First, the easy way. This one is to simply disable SELinux. The downside is that your server is now far more vulnerable to compromise/hacking/attacks. If you do choose to make your server less secure, you can run the command setenforce 0. You will also need to change the configuration to stop it from being reactivated after restart; this is done by editing the file /etc/selinux/config and changing the line
Second, the secure way . This is to change your selinux configuration to allow this port to be opened. Since SELinux is a very complicated thing - as it must be, to do what it does - it takes a bit of work. There is one shortcut, though, which is to let SELinux itself figure out what new permissions it needs to allow.

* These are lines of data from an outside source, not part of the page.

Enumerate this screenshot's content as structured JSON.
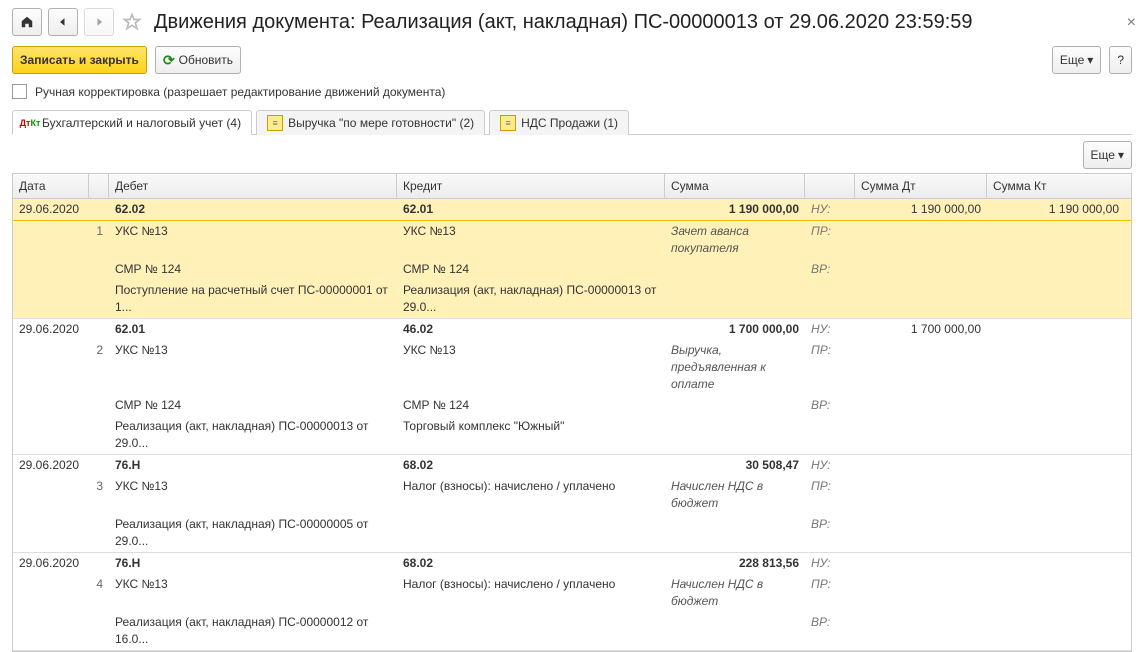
{
  "header": {
    "title": "Движения документа: Реализация (акт, накладная) ПС-00000013 от 29.06.2020 23:59:59"
  },
  "toolbar2": {
    "save_close": "Записать и закрыть",
    "refresh": "Обновить",
    "more": "Еще",
    "help": "?"
  },
  "manual_correction": "Ручная корректировка (разрешает редактирование движений документа)",
  "tabs": [
    {
      "label": "Бухгалтерский и налоговый учет (4)"
    },
    {
      "label": "Выручка \"по мере готовности\" (2)"
    },
    {
      "label": "НДС Продажи (1)"
    }
  ],
  "more2": "Еще",
  "grid_headers": {
    "date": "Дата",
    "debit": "Дебет",
    "credit": "Кредит",
    "sum": "Сумма",
    "sum_dt": "Сумма Дт",
    "sum_kt": "Сумма Кт"
  },
  "tags": {
    "nu": "НУ:",
    "pr": "ПР:",
    "vr": "ВР:"
  },
  "entries": [
    {
      "hl": true,
      "date": "29.06.2020",
      "num": "1",
      "d_acc": "62.02",
      "c_acc": "62.01",
      "sum": "1 190 000,00",
      "d1": "УКС №13",
      "c1": "УКС №13",
      "comment": "Зачет аванса покупателя",
      "d2": "СМР № 124",
      "c2": "СМР № 124",
      "d3": "Поступление на расчетный счет ПС-00000001 от 1...",
      "c3": "Реализация (акт, накладная) ПС-00000013 от 29.0...",
      "dt": "1 190 000,00",
      "kt": "1 190 000,00"
    },
    {
      "date": "29.06.2020",
      "num": "2",
      "d_acc": "62.01",
      "c_acc": "46.02",
      "sum": "1 700 000,00",
      "d1": "УКС №13",
      "c1": "УКС №13",
      "comment": "Выручка, предъявленная к оплате",
      "d2": "СМР № 124",
      "c2": "СМР № 124",
      "d3": "Реализация (акт, накладная) ПС-00000013 от 29.0...",
      "c3": "Торговый комплекс \"Южный\"",
      "dt": "1 700 000,00",
      "kt": ""
    },
    {
      "date": "29.06.2020",
      "num": "3",
      "d_acc": "76.Н",
      "c_acc": "68.02",
      "sum": "30 508,47",
      "d1": "УКС №13",
      "c1": "Налог (взносы): начислено / уплачено",
      "comment": "Начислен НДС в бюджет",
      "d2": "Реализация (акт, накладная) ПС-00000005 от 29.0...",
      "c2": "",
      "dt": "",
      "kt": ""
    },
    {
      "date": "29.06.2020",
      "num": "4",
      "d_acc": "76.Н",
      "c_acc": "68.02",
      "sum": "228 813,56",
      "d1": "УКС №13",
      "c1": "Налог (взносы): начислено / уплачено",
      "comment": "Начислен НДС в бюджет",
      "d2": "Реализация (акт, накладная) ПС-00000012 от 16.0...",
      "c2": "",
      "dt": "",
      "kt": ""
    }
  ]
}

In order to do this, you start by setting SELinux to permissive instead of disabled. This means that SELinux won't be enforcing its rules, but it will log the information about everything that it would have stopped if it had been enforcing them. Once you've had your application running, you can pass the contents of the log to audit2allow which will help you create the rules you need:
grep php-fpm /var/log/audit/audit.log | audit2allow -m phpfpm > phpfpmlocal.tmp
You should look in the file phpfpmlocal.tmp to verify that the permissions look OK. Once you've done so, and made any edits that seem reasonable to you, re-run audit2allow again to build the module, and semodule to load it
grep php-fpm /var/log/audit/audit.log | audit2allow -M phpfpmlocal
semodule -i phpfmlocal.pp
Once the new module is loaded, you can turn enforcement back on.